Sufi Reformism and the Politics of Enchantment in Nasser’s Egypt (1954–1970)
Ethics in Religion | Islamic Studies | Religious Thought, Theology and Philosophy of Religion
Journal of the American Academy of Religion

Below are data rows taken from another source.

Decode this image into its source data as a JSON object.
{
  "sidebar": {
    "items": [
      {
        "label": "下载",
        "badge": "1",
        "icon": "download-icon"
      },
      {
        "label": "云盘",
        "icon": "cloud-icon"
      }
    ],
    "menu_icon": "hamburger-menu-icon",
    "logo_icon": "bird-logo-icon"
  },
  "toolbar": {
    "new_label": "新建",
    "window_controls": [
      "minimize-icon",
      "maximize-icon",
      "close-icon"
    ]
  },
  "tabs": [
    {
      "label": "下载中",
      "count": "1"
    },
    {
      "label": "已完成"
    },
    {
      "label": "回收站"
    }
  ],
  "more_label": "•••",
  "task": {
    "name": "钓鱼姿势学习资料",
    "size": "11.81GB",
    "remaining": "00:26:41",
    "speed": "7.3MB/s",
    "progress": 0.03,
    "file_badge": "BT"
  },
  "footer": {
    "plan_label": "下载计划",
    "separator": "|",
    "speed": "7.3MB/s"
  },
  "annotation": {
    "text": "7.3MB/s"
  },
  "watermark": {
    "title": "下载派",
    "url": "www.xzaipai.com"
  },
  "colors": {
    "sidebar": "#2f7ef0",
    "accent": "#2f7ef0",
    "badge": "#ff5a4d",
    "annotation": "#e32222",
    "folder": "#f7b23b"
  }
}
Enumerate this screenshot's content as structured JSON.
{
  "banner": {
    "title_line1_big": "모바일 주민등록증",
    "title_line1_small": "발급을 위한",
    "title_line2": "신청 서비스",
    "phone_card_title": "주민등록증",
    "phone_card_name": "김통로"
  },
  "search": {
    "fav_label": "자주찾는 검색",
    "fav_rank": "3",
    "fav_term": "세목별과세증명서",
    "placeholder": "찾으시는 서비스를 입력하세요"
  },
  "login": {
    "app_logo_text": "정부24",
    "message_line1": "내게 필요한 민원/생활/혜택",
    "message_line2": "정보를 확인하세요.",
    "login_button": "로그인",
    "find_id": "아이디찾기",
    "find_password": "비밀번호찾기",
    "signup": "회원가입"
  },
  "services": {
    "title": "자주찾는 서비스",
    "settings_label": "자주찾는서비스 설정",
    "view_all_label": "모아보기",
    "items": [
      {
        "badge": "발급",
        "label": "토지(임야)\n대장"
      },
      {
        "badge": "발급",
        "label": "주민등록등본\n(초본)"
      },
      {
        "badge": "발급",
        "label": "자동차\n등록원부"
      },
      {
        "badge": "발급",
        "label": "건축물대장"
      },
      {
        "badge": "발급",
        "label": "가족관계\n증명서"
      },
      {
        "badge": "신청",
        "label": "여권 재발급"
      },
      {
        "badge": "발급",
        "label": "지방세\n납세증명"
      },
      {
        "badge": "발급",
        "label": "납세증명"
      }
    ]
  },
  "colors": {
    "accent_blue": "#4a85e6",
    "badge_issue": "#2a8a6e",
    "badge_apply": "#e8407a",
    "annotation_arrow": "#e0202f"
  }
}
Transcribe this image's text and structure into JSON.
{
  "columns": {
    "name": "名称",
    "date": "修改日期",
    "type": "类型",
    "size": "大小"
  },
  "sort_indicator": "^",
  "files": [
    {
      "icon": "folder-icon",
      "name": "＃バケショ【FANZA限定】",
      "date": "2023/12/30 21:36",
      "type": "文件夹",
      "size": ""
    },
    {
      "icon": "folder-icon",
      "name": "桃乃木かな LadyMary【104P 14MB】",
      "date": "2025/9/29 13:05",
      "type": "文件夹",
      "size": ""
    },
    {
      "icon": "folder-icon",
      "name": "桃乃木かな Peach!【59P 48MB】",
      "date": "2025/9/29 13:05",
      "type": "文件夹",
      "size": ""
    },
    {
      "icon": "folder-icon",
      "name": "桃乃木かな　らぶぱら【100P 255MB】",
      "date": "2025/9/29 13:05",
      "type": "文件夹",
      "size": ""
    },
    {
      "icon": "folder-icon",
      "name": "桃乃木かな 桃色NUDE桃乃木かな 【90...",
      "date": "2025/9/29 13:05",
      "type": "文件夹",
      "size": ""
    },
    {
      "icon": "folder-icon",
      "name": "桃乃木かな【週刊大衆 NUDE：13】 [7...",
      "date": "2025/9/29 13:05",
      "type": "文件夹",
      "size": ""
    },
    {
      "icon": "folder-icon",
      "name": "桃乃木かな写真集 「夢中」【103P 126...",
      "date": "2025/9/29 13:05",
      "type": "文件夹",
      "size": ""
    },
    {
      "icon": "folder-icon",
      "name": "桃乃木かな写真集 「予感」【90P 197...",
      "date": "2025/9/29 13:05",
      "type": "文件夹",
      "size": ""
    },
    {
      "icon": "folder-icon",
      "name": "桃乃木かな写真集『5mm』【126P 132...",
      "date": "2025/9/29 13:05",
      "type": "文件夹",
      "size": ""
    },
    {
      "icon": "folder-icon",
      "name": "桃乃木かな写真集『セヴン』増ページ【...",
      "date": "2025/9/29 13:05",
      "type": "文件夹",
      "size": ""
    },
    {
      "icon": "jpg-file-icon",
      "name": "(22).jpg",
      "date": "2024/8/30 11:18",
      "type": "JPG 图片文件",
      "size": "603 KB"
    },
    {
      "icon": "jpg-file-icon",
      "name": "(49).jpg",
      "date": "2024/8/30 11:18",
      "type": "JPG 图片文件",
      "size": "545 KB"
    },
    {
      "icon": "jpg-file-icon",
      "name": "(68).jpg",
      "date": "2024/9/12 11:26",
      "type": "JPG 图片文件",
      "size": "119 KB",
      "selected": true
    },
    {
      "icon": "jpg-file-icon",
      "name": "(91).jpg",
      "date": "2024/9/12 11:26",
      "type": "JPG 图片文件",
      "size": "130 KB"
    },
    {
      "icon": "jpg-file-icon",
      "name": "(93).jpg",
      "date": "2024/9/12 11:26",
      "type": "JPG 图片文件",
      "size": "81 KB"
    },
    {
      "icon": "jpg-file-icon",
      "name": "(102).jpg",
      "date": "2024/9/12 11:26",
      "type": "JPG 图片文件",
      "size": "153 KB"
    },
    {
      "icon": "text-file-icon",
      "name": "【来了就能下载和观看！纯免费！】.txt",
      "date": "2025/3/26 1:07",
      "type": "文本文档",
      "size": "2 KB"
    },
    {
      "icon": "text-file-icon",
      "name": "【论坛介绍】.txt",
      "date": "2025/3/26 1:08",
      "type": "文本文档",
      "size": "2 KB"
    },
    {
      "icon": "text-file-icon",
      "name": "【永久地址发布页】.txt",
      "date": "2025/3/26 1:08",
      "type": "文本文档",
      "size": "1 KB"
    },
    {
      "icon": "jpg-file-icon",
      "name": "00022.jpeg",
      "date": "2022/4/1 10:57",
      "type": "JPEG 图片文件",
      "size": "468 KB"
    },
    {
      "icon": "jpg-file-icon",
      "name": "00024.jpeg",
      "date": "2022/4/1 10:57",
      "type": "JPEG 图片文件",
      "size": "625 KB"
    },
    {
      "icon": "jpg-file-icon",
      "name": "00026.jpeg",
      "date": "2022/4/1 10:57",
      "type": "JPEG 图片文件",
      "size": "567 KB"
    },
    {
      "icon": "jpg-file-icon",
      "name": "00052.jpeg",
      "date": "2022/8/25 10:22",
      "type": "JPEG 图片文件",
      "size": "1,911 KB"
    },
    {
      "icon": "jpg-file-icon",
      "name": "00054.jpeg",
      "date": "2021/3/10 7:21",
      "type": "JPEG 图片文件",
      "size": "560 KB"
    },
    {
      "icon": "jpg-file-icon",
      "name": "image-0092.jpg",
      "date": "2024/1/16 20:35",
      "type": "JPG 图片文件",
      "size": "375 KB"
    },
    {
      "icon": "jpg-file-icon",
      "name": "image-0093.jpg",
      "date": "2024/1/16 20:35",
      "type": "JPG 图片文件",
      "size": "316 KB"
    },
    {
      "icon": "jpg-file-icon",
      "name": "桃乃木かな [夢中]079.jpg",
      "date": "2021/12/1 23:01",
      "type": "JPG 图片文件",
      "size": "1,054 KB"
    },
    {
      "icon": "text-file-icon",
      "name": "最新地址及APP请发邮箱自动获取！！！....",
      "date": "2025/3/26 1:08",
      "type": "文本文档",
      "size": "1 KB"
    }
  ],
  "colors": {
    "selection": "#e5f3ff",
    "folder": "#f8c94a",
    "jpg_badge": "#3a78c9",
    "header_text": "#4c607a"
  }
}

Although theories of disenchantment have been both utilized and critiqued by scholars of Islam, they have not received sufficient critical scrutiny within historical studies on Islamic reformism, a novel religiosity associated with modernity’s emergence in Muslim societies. Indeed, histories of Islamic reformism often portray this novel religiosity as an exclusive force of disenchantment, which is unhelpful for understanding the views of Muslims with reformist commitments and attachments to Sufi practices that invest supernatural powers into bodies and objects. Through an analysis of the Sufi Islamic reformist project of the ʿAshira Muhammadiyya organization in Egypt during the Nasser years (1954–1970), this article highlights how the history of Islamic reformism resonates with and diverges from disenchantment theories. Specifically, it foregrounds the way this Sufi reformism not only framed its objectives in terms of progress, science, and socialism but also presumed a reformist Sufi subject constituted through encounters with unseen supernatural agents.
Arthur Shiwa Zárate. "Sufi Reformism and the Politics of Enchantment in Nasser’s Egypt (1954–1970)" Journal of the American Academy of Religion (2021): 143-173. https://doi.org/10.1093/jaarel/lfab001